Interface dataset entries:
---*---

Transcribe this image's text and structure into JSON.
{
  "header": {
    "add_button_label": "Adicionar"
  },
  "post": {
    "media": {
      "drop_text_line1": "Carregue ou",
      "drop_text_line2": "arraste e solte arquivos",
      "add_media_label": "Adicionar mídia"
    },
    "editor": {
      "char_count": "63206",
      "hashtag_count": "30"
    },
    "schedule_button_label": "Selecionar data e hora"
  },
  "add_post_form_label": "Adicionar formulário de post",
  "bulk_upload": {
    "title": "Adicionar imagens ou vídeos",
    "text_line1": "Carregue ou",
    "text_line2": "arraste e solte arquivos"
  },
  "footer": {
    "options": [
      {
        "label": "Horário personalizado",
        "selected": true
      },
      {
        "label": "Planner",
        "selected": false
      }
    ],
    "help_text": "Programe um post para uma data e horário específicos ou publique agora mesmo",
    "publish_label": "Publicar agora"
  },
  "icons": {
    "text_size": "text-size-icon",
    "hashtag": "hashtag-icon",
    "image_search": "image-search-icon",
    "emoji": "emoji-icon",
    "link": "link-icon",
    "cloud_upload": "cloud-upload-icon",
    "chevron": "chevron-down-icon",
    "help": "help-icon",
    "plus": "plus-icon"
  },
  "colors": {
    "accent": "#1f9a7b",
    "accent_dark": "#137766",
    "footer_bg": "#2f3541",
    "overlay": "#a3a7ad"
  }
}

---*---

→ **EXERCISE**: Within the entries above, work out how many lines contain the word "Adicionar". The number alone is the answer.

→ **ANSWER BELOW**: 4